▶ _WHAT YOU NEED TO DO_: Set down every entry again exactly as it stands below.

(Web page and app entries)

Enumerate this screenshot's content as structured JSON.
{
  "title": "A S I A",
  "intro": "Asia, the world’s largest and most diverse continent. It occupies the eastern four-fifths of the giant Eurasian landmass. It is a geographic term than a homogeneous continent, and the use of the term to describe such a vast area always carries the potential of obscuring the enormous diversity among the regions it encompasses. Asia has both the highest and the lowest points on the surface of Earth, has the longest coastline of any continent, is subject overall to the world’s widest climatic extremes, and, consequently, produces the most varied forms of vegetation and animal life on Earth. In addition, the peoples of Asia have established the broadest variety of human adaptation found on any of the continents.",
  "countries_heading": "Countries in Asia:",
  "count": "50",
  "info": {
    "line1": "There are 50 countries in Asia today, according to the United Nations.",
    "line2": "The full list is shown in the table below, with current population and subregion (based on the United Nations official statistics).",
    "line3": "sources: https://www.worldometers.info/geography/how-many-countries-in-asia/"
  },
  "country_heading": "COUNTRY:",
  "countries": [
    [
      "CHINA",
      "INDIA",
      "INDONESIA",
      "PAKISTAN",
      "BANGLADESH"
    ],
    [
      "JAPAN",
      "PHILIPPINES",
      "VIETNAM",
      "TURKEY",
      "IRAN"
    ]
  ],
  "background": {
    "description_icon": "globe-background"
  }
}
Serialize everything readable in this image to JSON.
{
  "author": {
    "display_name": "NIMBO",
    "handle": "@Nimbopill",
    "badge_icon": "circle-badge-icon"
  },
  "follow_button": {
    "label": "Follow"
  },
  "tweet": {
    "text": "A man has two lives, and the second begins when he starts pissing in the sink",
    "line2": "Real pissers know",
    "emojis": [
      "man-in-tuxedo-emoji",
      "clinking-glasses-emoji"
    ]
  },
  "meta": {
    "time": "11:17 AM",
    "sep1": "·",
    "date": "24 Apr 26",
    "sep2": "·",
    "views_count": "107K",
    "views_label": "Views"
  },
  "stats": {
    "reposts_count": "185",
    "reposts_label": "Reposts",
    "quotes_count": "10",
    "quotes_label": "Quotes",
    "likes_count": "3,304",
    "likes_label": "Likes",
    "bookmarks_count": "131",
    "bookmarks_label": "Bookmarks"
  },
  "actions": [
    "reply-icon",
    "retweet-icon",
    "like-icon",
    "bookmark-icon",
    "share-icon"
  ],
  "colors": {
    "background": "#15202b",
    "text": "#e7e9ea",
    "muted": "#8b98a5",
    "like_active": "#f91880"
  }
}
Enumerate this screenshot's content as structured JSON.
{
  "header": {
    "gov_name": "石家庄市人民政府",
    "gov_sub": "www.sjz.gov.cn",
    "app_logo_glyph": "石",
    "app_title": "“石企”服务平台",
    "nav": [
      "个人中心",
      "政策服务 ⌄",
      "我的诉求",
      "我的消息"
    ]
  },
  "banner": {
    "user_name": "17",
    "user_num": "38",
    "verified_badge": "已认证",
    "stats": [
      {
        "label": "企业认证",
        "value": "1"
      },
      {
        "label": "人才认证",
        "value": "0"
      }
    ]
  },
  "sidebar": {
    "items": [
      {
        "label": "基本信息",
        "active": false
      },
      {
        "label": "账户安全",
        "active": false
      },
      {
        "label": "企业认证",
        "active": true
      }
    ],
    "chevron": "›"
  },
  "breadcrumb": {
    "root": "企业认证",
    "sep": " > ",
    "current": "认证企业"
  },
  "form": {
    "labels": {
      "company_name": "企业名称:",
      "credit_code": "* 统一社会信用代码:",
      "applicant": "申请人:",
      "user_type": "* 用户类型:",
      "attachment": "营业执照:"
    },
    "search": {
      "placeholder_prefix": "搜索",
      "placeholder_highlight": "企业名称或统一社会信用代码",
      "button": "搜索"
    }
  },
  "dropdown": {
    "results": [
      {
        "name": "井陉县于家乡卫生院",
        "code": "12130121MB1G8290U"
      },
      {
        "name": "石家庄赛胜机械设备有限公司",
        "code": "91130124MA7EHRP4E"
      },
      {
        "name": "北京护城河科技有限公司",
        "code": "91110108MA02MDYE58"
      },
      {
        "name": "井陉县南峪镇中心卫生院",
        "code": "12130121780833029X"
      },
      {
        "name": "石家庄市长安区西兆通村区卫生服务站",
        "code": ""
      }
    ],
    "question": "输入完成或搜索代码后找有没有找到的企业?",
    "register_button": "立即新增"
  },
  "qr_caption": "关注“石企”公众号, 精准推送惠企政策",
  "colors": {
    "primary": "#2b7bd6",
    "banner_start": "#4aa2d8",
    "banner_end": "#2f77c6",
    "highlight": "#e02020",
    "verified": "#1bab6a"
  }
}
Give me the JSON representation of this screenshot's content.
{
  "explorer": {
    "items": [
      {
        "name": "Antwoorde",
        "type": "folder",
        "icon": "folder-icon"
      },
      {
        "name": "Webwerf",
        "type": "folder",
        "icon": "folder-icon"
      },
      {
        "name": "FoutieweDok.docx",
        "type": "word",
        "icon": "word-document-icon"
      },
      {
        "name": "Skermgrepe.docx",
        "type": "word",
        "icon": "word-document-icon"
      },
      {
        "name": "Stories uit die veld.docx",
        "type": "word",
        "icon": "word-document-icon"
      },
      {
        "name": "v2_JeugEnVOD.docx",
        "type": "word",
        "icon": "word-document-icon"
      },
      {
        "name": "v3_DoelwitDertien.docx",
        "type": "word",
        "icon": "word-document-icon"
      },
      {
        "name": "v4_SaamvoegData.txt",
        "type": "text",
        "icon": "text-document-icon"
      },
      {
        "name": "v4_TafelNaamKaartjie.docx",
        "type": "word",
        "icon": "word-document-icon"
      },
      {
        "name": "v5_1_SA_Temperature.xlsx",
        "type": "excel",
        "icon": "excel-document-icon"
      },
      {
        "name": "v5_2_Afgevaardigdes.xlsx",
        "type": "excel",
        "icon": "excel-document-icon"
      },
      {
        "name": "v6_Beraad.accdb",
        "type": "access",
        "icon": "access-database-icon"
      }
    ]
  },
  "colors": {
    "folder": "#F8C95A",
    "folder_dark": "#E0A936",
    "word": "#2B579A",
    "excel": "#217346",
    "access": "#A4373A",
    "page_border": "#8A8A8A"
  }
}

▶ _THE ANSWER_:
Enumerate this screenshot's content as structured JSON.
{
  "title": "A S I A",
  "intro": "Asia, the world’s largest and most diverse continent. It occupies the eastern four-fifths of the giant Eurasian landmass. It is a geographic term than a homogeneous continent, and the use of the term to describe such a vast area always carries the potential of obscuring the enormous diversity among the regions it encompasses. Asia has both the highest and the lowest points on the surface of Earth, has the longest coastline of any continent, is subject overall to the world’s widest climatic extremes, and, consequently, produces the most varied forms of vegetation and animal life on Earth. In addition, the peoples of Asia have established the broadest variety of human adaptation found on any of the continents.",
  "countries_heading": "Countries in Asia:",
  "count": "50",
  "info": {
    "line1": "There are 50 countries in Asia today, according to the United Nations.",
    "line2": "The full list is shown in the table below, with current population and subregion (based on the United Nations official statistics).",
    "line3": "sources: https://www.worldometers.info/geography/how-many-countries-in-asia/"
  },
  "country_heading": "COUNTRY:",
  "countries": [
    [
      "CHINA",
      "INDIA",
      "INDONESIA",
      "PAKISTAN",
      "BANGLADESH"
    ],
    [
      "JAPAN",
      "PHILIPPINES",
      "VIETNAM",
      "TURKEY",
      "IRAN"
    ]
  ],
  "background": {
    "description_icon": "globe-background"
  }
}
Serialize everything readable in this image to JSON.
{
  "author": {
    "display_name": "NIMBO",
    "handle": "@Nimbopill",
    "badge_icon": "circle-badge-icon"
  },
  "follow_button": {
    "label": "Follow"
  },
  "tweet": {
    "text": "A man has two lives, and the second begins when he starts pissing in the sink",
    "line2": "Real pissers know",
    "emojis": [
      "man-in-tuxedo-emoji",
      "clinking-glasses-emoji"
    ]
  },
  "meta": {
    "time": "11:17 AM",
    "sep1": "·",
    "date": "24 Apr 26",
    "sep2": "·",
    "views_count": "107K",
    "views_label": "Views"
  },
  "stats": {
    "reposts_count": "185",
    "reposts_label": "Reposts",
    "quotes_count": "10",
    "quotes_label": "Quotes",
    "likes_count": "3,304",
    "likes_label": "Likes",
    "bookmarks_count": "131",
    "bookmarks_label": "Bookmarks"
  },
  "actions": [
    "reply-icon",
    "retweet-icon",
    "like-icon",
    "bookmark-icon",
    "share-icon"
  ],
  "colors": {
    "background": "#15202b",
    "text": "#e7e9ea",
    "muted": "#8b98a5",
    "like_active": "#f91880"
  }
}
Enumerate this screenshot's content as structured JSON.
{
  "header": {
    "gov_name": "石家庄市人民政府",
    "gov_sub": "www.sjz.gov.cn",
    "app_logo_glyph": "石",
    "app_title": "“石企”服务平台",
    "nav": [
      "个人中心",
      "政策服务 ⌄",
      "我的诉求",
      "我的消息"
    ]
  },
  "banner": {
    "user_name": "17",
    "user_num": "38",
    "verified_badge": "已认证",
    "stats": [
      {
        "label": "企业认证",
        "value": "1"
      },
      {
        "label": "人才认证",
        "value": "0"
      }
    ]
  },
  "sidebar": {
    "items": [
      {
        "label": "基本信息",
        "active": false
      },
      {
        "label": "账户安全",
        "active": false
      },
      {
        "label": "企业认证",
        "active": true
      }
    ],
    "chevron": "›"
  },
  "breadcrumb": {
    "root": "企业认证",
    "sep": " > ",
    "current": "认证企业"
  },
  "form": {
    "labels": {
      "company_name": "企业名称:",
      "credit_code": "* 统一社会信用代码:",
      "applicant": "申请人:",
      "user_type": "* 用户类型:",
      "attachment": "营业执照:"
    },
    "search": {
      "placeholder_prefix": "搜索",
      "placeholder_highlight": "企业名称或统一社会信用代码",
      "button": "搜索"
    }
  },
  "dropdown": {
    "results": [
      {
        "name": "井陉县于家乡卫生院",
        "code": "12130121MB1G8290U"
      },
      {
        "name": "石家庄赛胜机械设备有限公司",
        "code": "91130124MA7EHRP4E"
      },
      {
        "name": "北京护城河科技有限公司",
        "code": "91110108MA02MDYE58"
      },
      {
        "name": "井陉县南峪镇中心卫生院",
        "code": "12130121780833029X"
      },
      {
        "name": "石家庄市长安区西兆通村区卫生服务站",
        "code": ""
      }
    ],
    "question": "输入完成或搜索代码后找有没有找到的企业?",
    "register_button": "立即新增"
  },
  "qr_caption": "关注“石企”公众号, 精准推送惠企政策",
  "colors": {
    "primary": "#2b7bd6",
    "banner_start": "#4aa2d8",
    "banner_end": "#2f77c6",
    "highlight": "#e02020",
    "verified": "#1bab6a"
  }
}
Give me the JSON representation of this screenshot's content.
{
  "explorer": {
    "items": [
      {
        "name": "Antwoorde",
        "type": "folder",
        "icon": "folder-icon"
      },
      {
        "name": "Webwerf",
        "type": "folder",
        "icon": "folder-icon"
      },
      {
        "name": "FoutieweDok.docx",
        "type": "word",
        "icon": "word-document-icon"
      },
      {
        "name": "Skermgrepe.docx",
        "type": "word",
        "icon": "word-document-icon"
      },
      {
        "name": "Stories uit die veld.docx",
        "type": "word",
        "icon": "word-document-icon"
      },
      {
        "name": "v2_JeugEnVOD.docx",
        "type": "word",
        "icon": "word-document-icon"
      },
      {
        "name": "v3_DoelwitDertien.docx",
        "type": "word",
        "icon": "word-document-icon"
      },
      {
        "name": "v4_SaamvoegData.txt",
        "type": "text",
        "icon": "text-document-icon"
      },
      {
        "name": "v4_TafelNaamKaartjie.docx",
        "type": "word",
        "icon": "word-document-icon"
      },
      {
        "name": "v5_1_SA_Temperature.xlsx",
        "type": "excel",
        "icon": "excel-document-icon"
      },
      {
        "name": "v5_2_Afgevaardigdes.xlsx",
        "type": "excel",
        "icon": "excel-document-icon"
      },
      {
        "name": "v6_Beraad.accdb",
        "type": "access",
        "icon": "access-database-icon"
      }
    ]
  },
  "colors": {
    "folder": "#F8C95A",
    "folder_dark": "#E0A936",
    "word": "#2B579A",
    "excel": "#217346",
    "access": "#A4373A",
    "page_border": "#8A8A8A"
  }
}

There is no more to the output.